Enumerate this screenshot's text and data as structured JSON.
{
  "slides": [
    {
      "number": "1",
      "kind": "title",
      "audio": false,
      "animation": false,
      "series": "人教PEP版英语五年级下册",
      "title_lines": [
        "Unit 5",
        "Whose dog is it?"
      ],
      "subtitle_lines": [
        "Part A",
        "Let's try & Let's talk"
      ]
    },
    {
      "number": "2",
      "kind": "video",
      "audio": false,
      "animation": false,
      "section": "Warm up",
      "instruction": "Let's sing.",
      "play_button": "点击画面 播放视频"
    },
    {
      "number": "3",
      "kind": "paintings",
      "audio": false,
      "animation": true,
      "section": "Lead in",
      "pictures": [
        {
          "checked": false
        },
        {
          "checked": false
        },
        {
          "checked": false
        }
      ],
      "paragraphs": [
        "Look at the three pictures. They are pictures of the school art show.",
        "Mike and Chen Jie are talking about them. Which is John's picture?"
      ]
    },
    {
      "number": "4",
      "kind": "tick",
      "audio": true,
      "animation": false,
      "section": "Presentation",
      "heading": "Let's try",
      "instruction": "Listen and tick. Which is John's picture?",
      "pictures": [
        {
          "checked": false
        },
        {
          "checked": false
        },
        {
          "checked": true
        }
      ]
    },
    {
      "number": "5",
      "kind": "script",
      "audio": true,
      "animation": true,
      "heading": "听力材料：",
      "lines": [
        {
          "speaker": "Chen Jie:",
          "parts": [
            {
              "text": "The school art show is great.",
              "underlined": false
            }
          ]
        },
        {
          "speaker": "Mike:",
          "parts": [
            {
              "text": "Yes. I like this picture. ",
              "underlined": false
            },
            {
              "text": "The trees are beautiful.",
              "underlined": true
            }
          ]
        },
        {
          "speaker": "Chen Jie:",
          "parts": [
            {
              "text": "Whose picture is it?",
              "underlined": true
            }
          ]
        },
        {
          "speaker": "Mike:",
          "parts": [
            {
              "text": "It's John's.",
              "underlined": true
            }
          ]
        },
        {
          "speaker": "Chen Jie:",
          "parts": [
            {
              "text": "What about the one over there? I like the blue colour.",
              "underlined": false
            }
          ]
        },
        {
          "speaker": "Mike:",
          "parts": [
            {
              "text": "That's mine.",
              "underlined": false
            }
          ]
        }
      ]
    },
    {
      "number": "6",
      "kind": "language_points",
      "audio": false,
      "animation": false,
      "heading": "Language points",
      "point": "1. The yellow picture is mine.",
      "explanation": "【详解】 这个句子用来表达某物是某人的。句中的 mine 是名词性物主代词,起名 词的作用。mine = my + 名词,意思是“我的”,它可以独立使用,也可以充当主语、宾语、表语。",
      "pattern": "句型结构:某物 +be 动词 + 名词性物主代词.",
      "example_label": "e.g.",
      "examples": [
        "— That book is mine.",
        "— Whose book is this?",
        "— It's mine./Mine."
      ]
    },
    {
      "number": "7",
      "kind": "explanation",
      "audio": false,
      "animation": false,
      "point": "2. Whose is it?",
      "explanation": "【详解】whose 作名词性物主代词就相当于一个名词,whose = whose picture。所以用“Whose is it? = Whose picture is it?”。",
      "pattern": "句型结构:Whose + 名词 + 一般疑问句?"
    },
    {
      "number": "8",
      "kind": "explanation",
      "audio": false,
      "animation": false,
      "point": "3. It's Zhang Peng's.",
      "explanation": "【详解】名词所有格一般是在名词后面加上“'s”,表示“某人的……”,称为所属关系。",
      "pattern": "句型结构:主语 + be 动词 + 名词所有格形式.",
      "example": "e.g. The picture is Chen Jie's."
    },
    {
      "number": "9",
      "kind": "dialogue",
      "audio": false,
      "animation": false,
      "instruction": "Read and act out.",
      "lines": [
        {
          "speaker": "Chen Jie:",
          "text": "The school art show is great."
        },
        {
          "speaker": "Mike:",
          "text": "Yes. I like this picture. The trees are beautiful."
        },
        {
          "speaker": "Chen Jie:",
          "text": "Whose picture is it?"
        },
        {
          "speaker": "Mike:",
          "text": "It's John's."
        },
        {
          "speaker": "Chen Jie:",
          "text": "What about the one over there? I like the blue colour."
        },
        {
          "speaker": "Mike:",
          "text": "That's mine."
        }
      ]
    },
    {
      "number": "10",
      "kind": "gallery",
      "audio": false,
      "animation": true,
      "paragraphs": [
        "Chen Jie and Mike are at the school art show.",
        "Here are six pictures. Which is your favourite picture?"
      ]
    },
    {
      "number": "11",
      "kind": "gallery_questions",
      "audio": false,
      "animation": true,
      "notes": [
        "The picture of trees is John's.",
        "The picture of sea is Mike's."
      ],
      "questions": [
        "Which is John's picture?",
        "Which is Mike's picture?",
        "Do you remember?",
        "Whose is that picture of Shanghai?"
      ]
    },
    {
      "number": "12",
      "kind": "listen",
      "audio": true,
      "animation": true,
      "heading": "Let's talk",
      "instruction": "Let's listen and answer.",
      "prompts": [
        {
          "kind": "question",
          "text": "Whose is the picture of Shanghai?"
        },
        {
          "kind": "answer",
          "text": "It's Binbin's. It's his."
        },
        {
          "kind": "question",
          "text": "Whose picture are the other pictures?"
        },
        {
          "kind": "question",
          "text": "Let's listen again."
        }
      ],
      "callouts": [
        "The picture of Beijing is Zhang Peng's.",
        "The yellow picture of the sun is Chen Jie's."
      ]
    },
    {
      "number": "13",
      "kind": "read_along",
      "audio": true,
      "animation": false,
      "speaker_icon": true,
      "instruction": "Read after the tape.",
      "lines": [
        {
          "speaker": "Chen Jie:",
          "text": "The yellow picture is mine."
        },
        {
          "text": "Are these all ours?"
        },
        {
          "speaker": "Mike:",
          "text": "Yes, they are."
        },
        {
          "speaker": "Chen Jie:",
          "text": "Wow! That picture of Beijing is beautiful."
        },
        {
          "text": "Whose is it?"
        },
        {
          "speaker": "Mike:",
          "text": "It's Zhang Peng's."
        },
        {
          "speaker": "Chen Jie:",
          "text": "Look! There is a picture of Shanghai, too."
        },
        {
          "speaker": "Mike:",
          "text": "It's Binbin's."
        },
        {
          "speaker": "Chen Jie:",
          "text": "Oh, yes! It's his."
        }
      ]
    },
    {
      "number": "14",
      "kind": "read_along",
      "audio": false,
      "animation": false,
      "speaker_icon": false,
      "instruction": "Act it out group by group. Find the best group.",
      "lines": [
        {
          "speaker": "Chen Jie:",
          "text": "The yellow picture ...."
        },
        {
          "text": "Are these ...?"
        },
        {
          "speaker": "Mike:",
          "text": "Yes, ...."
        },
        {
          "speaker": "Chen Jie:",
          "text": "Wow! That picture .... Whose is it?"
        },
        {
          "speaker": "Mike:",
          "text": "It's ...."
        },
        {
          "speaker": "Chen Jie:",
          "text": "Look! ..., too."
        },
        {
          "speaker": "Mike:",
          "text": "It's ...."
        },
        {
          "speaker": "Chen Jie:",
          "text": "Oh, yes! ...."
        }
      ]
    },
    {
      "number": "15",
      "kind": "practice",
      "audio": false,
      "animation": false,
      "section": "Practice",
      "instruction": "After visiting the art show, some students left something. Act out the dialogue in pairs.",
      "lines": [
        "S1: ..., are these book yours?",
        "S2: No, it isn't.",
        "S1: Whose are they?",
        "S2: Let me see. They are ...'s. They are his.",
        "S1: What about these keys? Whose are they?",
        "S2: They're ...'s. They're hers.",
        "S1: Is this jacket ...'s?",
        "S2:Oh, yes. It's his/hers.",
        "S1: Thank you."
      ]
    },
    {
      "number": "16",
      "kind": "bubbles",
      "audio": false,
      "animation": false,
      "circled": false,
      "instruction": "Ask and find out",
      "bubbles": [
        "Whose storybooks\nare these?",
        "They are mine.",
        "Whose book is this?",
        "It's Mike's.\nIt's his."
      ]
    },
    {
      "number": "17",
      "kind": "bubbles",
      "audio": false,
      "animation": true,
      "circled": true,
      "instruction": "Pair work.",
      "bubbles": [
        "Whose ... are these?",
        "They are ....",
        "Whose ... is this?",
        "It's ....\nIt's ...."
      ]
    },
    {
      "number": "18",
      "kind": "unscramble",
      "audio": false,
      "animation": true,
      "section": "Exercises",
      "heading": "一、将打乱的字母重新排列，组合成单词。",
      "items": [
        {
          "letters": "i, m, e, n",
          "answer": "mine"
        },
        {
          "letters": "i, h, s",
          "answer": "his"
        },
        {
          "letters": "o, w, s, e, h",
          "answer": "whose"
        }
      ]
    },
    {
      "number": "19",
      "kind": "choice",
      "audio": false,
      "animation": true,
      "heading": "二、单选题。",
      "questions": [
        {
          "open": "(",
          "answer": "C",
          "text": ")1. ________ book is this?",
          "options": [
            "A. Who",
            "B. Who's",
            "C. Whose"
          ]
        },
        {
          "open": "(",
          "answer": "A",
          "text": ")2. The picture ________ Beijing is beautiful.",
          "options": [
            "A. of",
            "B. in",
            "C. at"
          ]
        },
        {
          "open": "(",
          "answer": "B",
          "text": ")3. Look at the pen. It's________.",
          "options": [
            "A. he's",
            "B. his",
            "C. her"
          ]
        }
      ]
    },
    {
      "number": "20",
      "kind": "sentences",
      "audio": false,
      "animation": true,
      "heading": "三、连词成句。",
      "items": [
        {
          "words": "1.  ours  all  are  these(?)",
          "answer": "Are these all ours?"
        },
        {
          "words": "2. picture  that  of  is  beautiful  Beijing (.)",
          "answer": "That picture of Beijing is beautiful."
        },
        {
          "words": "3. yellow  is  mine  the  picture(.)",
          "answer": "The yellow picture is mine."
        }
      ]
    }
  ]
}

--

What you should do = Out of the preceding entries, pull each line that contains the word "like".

Exercise result =
              "text": "Yes. I like this picture. ",
              "text": "What about the one over there? I like the blue colour.",
          "text": "Yes. I like this picture. The trees are beautiful."
          "text": "What about the one over there? I like the blue colour."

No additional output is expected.